The red maple has many features to recommend it for landscaping use. Its wide canopy and thick foliage make it an excellent shade tree. Its brilliant red and yellow fall foliage, from which it gets its name, make it an attractive specimen tree, as do its bright red flowers in the spring. Red maples are also important sources of food for wildlife. Their fruit, called "samaras," ripens in the late spring, before many other kinds of food become available. These trees do well in hardiness zones 3 through 9.
Red maple trees can grow from 40 feet to 70 feet at maturity, depending on the cultivar. Red maples in the southern parts of the United States do not tend to grow as tall as those in the north. In the wild some red maples can reach up to 120 feet in height.
Specific Cultivar Heights
October Brilliance and Northwood are the shortest cultivars, at 40 feet. Armstrongs, Schlesingeris and Columnars are the tallest, at 70 feet. Red Sunsets and October Glories are almost as tall, reaching up to 60 feet.
The canopy size of the red maple varies widely by cultivar. Though they are the tallest of red maples, Armstrongs and Columnars have the narrowest canopies, only stretching 15 feet. October Glories and Red Sunsets have the widest canopies, up to 50 feet across, making them almost as broad as they are tall.
The roots of red maple trees are large and often push themselves a significant distance out of the ground. This can cause problems if you are planning on mowing around the base of the tree. The lawnmower blades can easily damage the protruding roots, damaging the tree. These roots can also displace or break concrete. Do not plant red maples where you plan to put in paving later. Sometimes the roots at the surface will grow all the way around the trunk, throttling the tree. Cut away any circling roots.

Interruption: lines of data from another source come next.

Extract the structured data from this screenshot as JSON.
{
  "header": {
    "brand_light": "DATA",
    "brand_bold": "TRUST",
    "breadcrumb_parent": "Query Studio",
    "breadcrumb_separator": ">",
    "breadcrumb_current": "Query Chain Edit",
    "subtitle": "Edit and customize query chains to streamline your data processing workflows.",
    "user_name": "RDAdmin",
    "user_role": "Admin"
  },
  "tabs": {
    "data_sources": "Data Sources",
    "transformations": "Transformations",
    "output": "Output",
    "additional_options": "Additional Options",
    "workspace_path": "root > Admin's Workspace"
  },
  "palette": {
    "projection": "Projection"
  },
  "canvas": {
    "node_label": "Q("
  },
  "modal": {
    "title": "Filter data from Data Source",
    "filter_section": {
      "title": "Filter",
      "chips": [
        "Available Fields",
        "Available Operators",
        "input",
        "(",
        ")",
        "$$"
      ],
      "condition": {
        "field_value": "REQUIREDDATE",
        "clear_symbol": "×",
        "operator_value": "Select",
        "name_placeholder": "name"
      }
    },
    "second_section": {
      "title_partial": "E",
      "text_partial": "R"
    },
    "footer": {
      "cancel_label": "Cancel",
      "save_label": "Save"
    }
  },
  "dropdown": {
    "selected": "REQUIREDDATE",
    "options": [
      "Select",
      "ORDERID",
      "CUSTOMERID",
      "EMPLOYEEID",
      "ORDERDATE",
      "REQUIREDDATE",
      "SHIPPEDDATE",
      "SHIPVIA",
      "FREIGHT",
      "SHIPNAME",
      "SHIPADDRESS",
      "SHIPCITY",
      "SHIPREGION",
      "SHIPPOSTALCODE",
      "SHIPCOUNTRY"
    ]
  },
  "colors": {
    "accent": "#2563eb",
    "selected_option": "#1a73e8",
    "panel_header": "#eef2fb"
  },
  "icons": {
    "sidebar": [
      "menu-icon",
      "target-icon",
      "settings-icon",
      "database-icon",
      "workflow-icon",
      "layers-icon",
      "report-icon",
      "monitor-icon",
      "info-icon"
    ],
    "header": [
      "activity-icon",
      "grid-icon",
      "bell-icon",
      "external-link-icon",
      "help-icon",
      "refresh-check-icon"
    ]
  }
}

Red maples can develop multiple trunks as well as large upright branches. The crotch between the main trunk and the subsidiary trunks or upright branches can be weak, however, due to imbedded bark. This can cause it to split if too much weight is applied to it. This splitting can damage or kill the tree. Keep an eye on the larger upright branches and secondary trunks. Remove any that grow larger than half the diameter of the main trunk.